When this year’s iGEM team at the University of Colorado Boulder began meeting early this year, they wanted to take what they knew about biology, and use it to build something entirely new. iGEM, or International Genetically Engineered Machine, is the top synthetic biology competition in the world and after a foundation-building first year, the CU-Boulder team wanted to make an impact in 2013.
Some populations of mountain pine beetles now produce two generations of tree-killing offspring annually, dramatically increasing the potential for bugs to kill lodgepole and ponderosa pine trees, CU-Boulder researchers have found.

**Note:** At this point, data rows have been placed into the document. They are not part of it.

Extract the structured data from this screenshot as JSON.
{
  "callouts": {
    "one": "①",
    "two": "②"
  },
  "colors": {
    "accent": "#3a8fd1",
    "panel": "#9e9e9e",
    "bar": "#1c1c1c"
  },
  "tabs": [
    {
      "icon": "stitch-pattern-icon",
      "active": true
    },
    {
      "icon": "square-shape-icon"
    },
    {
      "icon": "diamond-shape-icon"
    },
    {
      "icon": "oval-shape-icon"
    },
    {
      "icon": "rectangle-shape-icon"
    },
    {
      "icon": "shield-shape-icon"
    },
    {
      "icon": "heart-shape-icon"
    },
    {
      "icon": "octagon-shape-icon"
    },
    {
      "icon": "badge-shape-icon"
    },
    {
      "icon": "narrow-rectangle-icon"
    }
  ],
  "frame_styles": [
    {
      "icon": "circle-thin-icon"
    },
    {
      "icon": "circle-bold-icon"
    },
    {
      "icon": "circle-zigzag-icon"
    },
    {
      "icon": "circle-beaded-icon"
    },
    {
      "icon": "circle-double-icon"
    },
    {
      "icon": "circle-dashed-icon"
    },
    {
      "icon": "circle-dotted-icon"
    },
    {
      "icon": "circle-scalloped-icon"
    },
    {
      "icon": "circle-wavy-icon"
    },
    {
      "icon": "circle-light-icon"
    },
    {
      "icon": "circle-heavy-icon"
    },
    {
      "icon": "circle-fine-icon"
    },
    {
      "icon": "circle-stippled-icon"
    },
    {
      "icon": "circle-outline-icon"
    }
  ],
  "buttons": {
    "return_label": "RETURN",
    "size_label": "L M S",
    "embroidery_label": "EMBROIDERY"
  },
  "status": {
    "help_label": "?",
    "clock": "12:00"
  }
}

Because of the extra annual generation of beetles, there could be up to 60 times as many beetles attacking trees in any given year, the study found. And in response to warmer temperatures at high elevations, pine beetles also are better able to survive and attack trees that haven't previously developed defenses.